The Walt Disney Company has unveiled its plans for its new theme park in Hong Kong-a perfect reproduction of Disneyland-well, not exactly "a perfect reproduction." Changes had to be made after Disney consulted with a feng shui master.
The front page of the New York Times business section reports that a specific redesign was necessary to form a perfect twelve-degree angle "to ensure prosperity." Another walkway is being redesigned to create an angle that will keep positive chi, that is, "life energy," from flowing into the sea. In addition, "Disney burns incense ritually as each building is finished," and it "picked a lucky day" for the opening.
I don't know how much of this is being done to placate the oriental mind-this is, after all, an Asian theme park. But I can't imagine the local visitors asking if the park had been designed according to feng shui or if incense was being properly burned.
All of this, of course, is going on at a time when Christians are being blasted for being oppressive, bringing religion into public life, and making demands on the Congress. And the press is not very charitable to us. Columnist Gary Wills after the last election wondered what kind of a country this is where a majority of the people believes in such "myths" as the virgin birth.

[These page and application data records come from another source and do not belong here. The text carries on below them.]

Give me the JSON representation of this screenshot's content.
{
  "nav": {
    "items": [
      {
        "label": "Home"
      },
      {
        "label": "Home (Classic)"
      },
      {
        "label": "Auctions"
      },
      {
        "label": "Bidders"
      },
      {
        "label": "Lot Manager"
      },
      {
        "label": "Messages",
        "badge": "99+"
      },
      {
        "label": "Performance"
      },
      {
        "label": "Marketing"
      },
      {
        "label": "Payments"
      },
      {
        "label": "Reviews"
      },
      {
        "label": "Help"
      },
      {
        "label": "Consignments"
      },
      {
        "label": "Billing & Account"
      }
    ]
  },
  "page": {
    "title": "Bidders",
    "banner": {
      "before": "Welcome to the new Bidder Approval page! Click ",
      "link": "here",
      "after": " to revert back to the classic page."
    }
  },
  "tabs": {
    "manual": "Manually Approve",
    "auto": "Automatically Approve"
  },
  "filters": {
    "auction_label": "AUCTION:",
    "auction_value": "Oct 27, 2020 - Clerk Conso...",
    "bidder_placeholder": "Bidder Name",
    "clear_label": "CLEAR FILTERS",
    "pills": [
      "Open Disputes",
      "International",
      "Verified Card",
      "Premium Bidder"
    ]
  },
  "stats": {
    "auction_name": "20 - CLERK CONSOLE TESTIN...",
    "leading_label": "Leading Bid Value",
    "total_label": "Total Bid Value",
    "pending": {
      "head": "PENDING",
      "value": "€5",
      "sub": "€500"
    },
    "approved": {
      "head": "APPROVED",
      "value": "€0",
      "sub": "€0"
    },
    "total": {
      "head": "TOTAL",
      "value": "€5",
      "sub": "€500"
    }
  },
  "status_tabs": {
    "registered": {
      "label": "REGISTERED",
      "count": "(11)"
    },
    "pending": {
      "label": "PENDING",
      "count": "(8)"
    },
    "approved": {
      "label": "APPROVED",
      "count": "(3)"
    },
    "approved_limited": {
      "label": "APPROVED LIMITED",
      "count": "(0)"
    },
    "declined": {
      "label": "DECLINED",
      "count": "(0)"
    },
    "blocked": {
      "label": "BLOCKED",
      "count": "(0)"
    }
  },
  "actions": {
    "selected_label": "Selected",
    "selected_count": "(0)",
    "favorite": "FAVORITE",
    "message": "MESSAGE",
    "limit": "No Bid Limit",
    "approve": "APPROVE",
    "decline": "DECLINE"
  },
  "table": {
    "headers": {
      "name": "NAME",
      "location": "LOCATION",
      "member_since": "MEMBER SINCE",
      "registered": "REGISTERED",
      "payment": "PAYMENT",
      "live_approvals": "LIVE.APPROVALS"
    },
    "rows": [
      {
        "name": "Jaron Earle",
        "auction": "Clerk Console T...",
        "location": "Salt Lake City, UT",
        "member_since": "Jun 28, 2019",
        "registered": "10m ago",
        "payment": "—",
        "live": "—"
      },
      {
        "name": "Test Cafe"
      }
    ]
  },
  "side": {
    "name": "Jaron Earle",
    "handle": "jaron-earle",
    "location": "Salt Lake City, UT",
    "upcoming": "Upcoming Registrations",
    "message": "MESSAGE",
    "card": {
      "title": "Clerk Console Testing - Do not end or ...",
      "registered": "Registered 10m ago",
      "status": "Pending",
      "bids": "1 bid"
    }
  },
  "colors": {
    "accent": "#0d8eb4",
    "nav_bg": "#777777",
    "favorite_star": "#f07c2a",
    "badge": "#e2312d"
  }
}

But at the same time we find hard-headed, profit-conscious businessmen--the executives at Disney--spending hard-earned money for a feng shui expert to come in and tell them the way in which they ought to arrange the buildings to bring about good luck. This does not seem to bother Gary Wills or our cultural elite.
All of this would be comical if it were not so utterly absurd. Disney is catering to superstitions and the local, sensitive Buddhist culture.
So to Christians in this country Disney says, "In your face. We're not going to pay any attention to you." But for Disneyland in Hong Kong, it redesigns the whole theme park "to ensure prosperity" based on a kooky Eastern fad. I just can't bring these two points of view together.
I know we're supposed to be politically correct. And we are supposed to respect everybody's ideas and preferences and beliefs and treat them all alike. Well, this kind of tolerance is causing Disney to embrace superstitions overseas, but when it comes to the majority religion here in America, we are oppressors-we are not entitled to anything.
"Heeding the advice of a feng shui consultant," says the Times, "is one of many steps Disney executives have taken at the park to reflect the local culture-and to make sure they do not repeat some mistakes of the past." Well, maybe it ought to take a good hard look at the mistakes it is continuing to make in Florida and California.